Inconel is part of a modern solution to heat resistance -- where aluminum or steel may not handle heat as well, a particular type of hardening makes Inconel strong enough to handle high heat.

The specific properties of Inconel will differ according to its particular type. Most compounds contain nickel and chromium, while many also have smaller amounts of iron, cobalt, aluminum, tin and other materials. Manufacturers will keep detailed charts of exactly how much of a given metal goes into an Inconel alloy, because the specific ratios will influence the properties and overall build of the metal.

 

Working with Inconel

Despite and partly because of Inconel’s durability, the alloy can be difficult to work with in a production environment. Machining can be difficult when the hardening involved in Inconel production resists multiple passes on a machine. Welding can also be difficult.

Many modern projects handling Inconel involves a water-jet cutter, or specific kinds of ceramic cutters that can work with precision to shape and cut the alloy. This can be important in developing projects such as prototyping that uses inconel alloy.

Other Types of Alloys

Inconel is by no means the only popular type of alloy used in manufacturing situations. There are many other types of alloys used in manufacturing that are often grouped together by their primary metals.

Aluminum alloys, for example, are also popular in automotive and aerospace projects. Many of the above-mentioned new wheels and hubs are made of aluminum alloys. Aluminum alloys are valuable for many types of cast products. Aluminum and magnesium alloys are both light and flame-resistant.

Titanium alloys are also now popular in manufacturing. The durability of titanium and titanium alloys make this type of alloy a common element in some high-quality consumer products.
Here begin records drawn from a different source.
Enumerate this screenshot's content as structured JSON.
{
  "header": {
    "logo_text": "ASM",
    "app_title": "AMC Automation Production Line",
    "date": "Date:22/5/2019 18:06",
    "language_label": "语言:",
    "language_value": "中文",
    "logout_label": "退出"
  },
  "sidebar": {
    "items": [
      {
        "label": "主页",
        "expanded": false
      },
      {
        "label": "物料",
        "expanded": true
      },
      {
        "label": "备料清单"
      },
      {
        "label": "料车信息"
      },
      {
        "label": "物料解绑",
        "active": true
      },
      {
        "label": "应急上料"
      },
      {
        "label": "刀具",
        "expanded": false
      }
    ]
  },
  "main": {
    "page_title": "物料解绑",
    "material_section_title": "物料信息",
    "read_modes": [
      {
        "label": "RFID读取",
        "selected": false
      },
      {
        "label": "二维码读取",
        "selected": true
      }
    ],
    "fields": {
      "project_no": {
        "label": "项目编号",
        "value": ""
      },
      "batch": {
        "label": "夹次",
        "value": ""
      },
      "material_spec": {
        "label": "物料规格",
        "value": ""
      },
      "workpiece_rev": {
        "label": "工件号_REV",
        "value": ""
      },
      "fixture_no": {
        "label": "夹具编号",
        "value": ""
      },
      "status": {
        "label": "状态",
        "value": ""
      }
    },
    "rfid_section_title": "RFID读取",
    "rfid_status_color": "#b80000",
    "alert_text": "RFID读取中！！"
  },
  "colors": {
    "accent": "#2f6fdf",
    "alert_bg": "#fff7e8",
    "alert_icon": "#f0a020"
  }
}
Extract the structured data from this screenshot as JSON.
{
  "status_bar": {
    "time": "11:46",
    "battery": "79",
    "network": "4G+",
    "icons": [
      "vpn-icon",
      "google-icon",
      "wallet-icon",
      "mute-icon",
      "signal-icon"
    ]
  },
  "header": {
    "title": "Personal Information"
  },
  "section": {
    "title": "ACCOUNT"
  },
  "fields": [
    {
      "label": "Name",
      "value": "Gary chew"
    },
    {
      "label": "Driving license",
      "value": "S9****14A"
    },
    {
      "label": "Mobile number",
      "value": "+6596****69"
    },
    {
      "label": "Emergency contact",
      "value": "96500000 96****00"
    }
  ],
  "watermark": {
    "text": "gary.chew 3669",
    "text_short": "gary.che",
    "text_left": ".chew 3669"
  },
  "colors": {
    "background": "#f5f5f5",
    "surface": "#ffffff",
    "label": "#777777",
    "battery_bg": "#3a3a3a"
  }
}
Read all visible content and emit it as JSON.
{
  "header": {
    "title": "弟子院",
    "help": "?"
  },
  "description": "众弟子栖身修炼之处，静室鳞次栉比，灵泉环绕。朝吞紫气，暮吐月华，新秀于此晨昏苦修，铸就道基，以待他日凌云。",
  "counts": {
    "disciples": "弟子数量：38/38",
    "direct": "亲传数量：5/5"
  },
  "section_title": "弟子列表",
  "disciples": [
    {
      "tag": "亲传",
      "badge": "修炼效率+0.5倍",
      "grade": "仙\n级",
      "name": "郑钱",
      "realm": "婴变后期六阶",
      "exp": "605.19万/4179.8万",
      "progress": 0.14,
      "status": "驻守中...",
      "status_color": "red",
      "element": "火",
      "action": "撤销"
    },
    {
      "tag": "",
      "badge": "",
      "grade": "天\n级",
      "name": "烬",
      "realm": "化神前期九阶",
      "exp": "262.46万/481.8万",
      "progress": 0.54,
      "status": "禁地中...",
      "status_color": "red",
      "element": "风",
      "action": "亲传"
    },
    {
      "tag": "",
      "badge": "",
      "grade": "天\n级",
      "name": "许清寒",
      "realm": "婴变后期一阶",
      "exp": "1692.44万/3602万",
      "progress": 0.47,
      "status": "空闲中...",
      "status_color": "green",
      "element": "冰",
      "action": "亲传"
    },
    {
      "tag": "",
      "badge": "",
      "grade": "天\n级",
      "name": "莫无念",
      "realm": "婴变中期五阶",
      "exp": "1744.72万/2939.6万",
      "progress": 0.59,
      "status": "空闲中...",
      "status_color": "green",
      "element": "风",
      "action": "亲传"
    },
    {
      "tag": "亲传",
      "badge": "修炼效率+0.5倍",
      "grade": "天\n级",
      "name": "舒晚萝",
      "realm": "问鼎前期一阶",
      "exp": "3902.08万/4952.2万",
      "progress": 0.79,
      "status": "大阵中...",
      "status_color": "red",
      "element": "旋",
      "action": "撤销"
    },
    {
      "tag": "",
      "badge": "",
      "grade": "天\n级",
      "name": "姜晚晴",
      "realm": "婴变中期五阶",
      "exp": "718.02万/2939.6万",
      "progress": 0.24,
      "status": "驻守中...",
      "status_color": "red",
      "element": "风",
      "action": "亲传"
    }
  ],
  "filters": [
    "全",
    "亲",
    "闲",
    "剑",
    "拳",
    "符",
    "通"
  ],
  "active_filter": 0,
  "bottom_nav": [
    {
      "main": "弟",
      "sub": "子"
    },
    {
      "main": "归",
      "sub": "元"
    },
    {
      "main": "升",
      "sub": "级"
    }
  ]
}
Some of the more valuable alloys are commonly used in jewelry. For example, alloyed platinum is a popular alternative to pure gold or silver.

Another popular kind of alloy is copper. For decades, copper has been prized for its electrical and thermal conductivity, its non-sparking qualities, and its overall value for plumbing and electrical applications. It’s also a common part of small stamped parts, a conduit material, and part of printed circuit board designs. Copper alloys including elements like zinc and nickel are common in today’s manufacturing world.

Alloy Parts Production At Weiss-Aug

As a top firm offering custom parts production to a client base, Weiss-Aug understands how to work with inconel and other alloys to manufacture top-quality products. Weiss-Aug provides a full spectrum of metal parts production services, from metal stamping of inconel, Molybdenum, brass, nickel, and stainless steels to secondary processes such as laser welding, coating, heat aging and heat treatment.

Weiss-Aug also has a full lab for testing mechanical properties of metal to ensure product consistency on the production floor. We can test for hardness and tensile strength and for plating thickness on plated material

We work with clients to understand the designs they bring to the table, and to figure out the best metals to use for their application. Improvements to part design can be made from proper material selection. Lastly its important to understand the different requirements and regulations for metal and material selection in  medical, aerospace, or defense applications.

Talk to us about your part design, we can help you select the correct base metal, sub type and plating for your metal stamping project.

Comment